▸ WORK INSTRUCTION:
All of the data that follows is to be printed exactly, without pictures.

▸ Dataset rows for apps and sites:
▬▬▬▬▬▬▬▬▬▬

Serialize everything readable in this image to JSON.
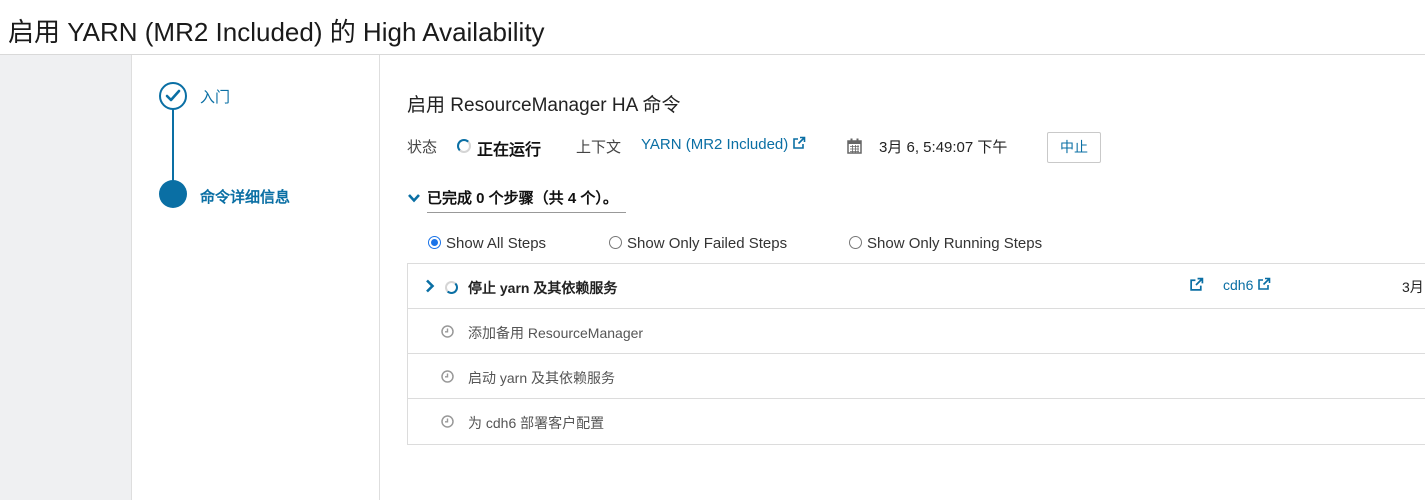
{
  "header": {
    "title": "启用 YARN (MR2 Included) 的 High Availability"
  },
  "wizard": {
    "steps": [
      {
        "label": "入门",
        "state": "done"
      },
      {
        "label": "命令详细信息",
        "state": "active"
      }
    ]
  },
  "command": {
    "title": "启用 ResourceManager HA 命令",
    "status_label": "状态",
    "status_value": "正在运行",
    "context_label": "上下文",
    "context_value": "YARN (MR2 Included)",
    "time_value": "3月 6, 5:49:07 下午",
    "abort_label": "中止"
  },
  "progress": {
    "summary": "已完成 0 个步骤（共 4 个）。"
  },
  "filters": {
    "options": [
      "Show All Steps",
      "Show Only Failed Steps",
      "Show Only Running Steps"
    ],
    "selected": "Show All Steps"
  },
  "steps": [
    {
      "label": "停止 yarn 及其依赖服务",
      "state": "running",
      "host": "cdh6",
      "date": "3月"
    },
    {
      "label": "添加备用 ResourceManager",
      "state": "pending"
    },
    {
      "label": "启动 yarn 及其依赖服务",
      "state": "pending"
    },
    {
      "label": "为 cdh6 部署客户配置",
      "state": "pending"
    }
  ],
  "colors": {
    "accent": "#0a6fa4",
    "radio": "#1a73e8",
    "sidebar_bg": "#eff0f2"
  },
  "icons": [
    "check-icon",
    "external-link-icon",
    "calendar-icon",
    "chevron-down-icon",
    "chevron-right-icon",
    "clock-icon",
    "spinner-icon"
  ]
}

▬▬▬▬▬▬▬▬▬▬

▸ FINAL ANSWER:
Serialize everything readable in this image to JSON.
{
  "header": {
    "title": "启用 YARN (MR2 Included) 的 High Availability"
  },
  "wizard": {
    "steps": [
      {
        "label": "入门",
        "state": "done"
      },
      {
        "label": "命令详细信息",
        "state": "active"
      }
    ]
  },
  "command": {
    "title": "启用 ResourceManager HA 命令",
    "status_label": "状态",
    "status_value": "正在运行",
    "context_label": "上下文",
    "context_value": "YARN (MR2 Included)",
    "time_value": "3月 6, 5:49:07 下午",
    "abort_label": "中止"
  },
  "progress": {
    "summary": "已完成 0 个步骤（共 4 个）。"
  },
  "filters": {
    "options": [
      "Show All Steps",
      "Show Only Failed Steps",
      "Show Only Running Steps"
    ],
    "selected": "Show All Steps"
  },
  "steps": [
    {
      "label": "停止 yarn 及其依赖服务",
      "state": "running",
      "host": "cdh6",
      "date": "3月"
    },
    {
      "label": "添加备用 ResourceManager",
      "state": "pending"
    },
    {
      "label": "启动 yarn 及其依赖服务",
      "state": "pending"
    },
    {
      "label": "为 cdh6 部署客户配置",
      "state": "pending"
    }
  ],
  "colors": {
    "accent": "#0a6fa4",
    "radio": "#1a73e8",
    "sidebar_bg": "#eff0f2"
  },
  "icons": [
    "check-icon",
    "external-link-icon",
    "calendar-icon",
    "chevron-down-icon",
    "chevron-right-icon",
    "clock-icon",
    "spinner-icon"
  ]
}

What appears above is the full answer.